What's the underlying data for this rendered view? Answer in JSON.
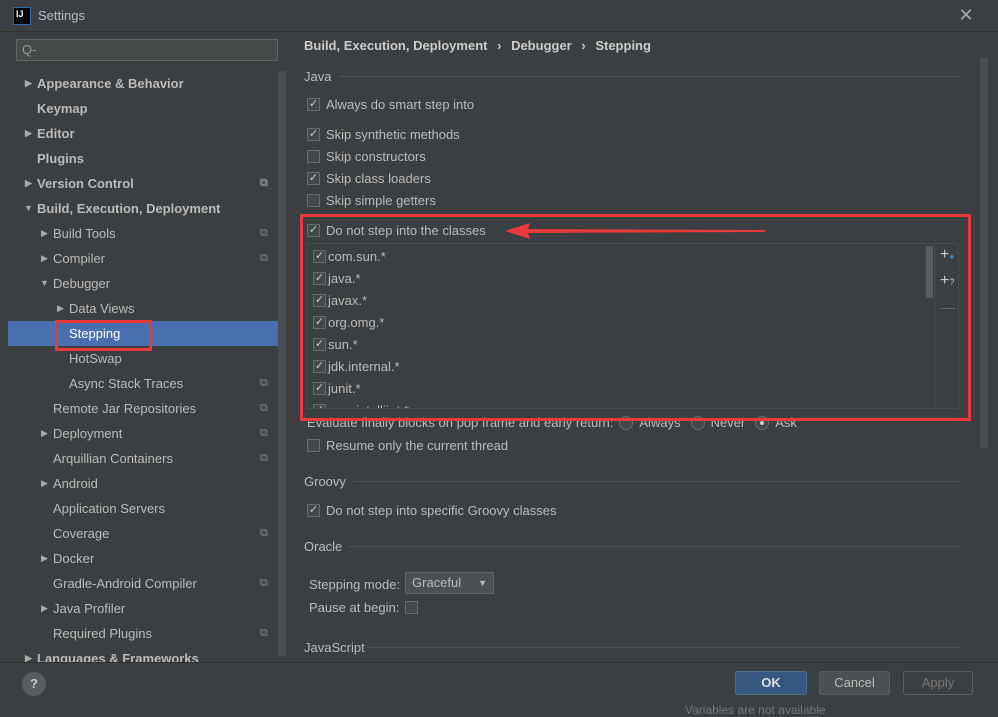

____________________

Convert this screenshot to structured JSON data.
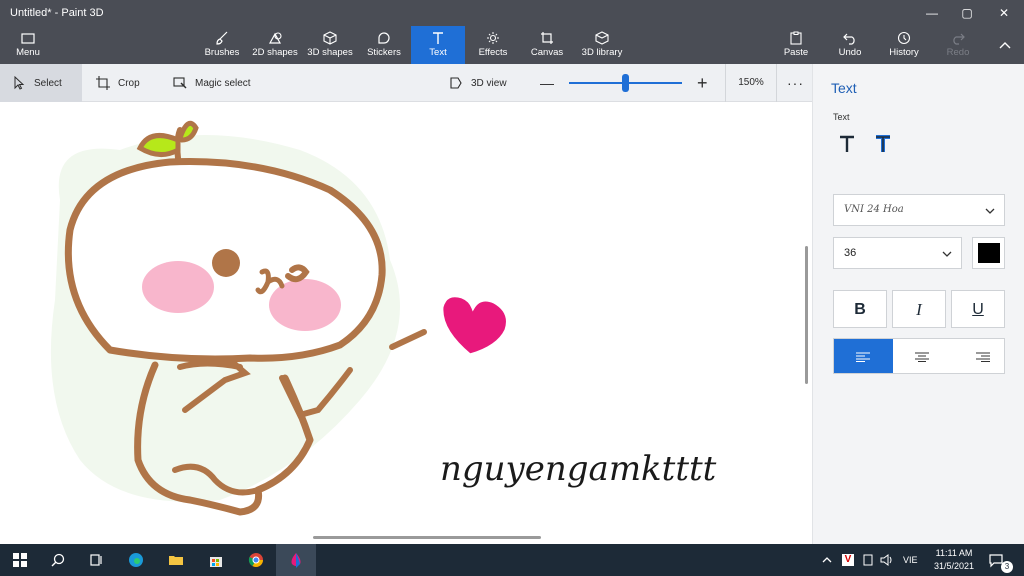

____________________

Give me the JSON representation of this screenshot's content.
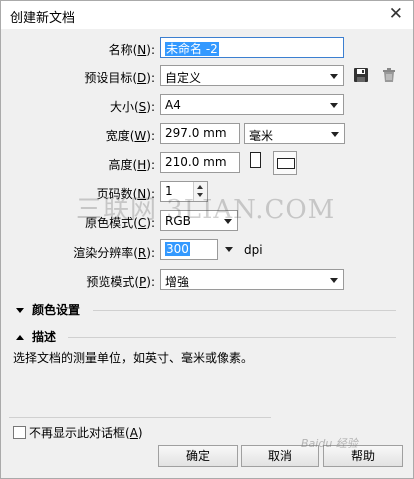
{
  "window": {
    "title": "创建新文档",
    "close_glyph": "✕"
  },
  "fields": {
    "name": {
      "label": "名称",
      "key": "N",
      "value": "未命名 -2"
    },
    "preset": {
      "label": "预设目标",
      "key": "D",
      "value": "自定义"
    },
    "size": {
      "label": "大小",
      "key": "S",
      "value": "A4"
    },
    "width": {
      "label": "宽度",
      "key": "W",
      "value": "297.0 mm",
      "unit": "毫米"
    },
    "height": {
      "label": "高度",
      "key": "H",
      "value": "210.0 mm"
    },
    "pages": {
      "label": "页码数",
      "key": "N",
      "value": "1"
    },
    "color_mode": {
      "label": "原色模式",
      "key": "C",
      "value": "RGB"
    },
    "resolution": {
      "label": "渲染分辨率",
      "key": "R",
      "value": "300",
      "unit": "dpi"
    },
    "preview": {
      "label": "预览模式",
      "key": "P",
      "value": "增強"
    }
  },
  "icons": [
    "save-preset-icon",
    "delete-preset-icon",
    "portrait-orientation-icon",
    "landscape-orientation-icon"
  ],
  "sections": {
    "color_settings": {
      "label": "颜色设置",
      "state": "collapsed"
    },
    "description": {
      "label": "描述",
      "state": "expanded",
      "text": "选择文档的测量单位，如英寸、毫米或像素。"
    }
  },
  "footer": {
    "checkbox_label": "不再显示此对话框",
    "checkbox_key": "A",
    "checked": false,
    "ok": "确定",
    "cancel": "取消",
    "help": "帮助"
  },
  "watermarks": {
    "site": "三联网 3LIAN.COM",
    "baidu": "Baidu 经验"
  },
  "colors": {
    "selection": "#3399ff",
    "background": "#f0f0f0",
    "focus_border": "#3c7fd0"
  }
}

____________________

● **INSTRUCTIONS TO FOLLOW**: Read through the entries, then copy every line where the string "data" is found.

● **WRITTEN ANSWER**:
What's the underlying data for this rendered view? Answer in JSON.
Convert this screenshot to structured JSON data.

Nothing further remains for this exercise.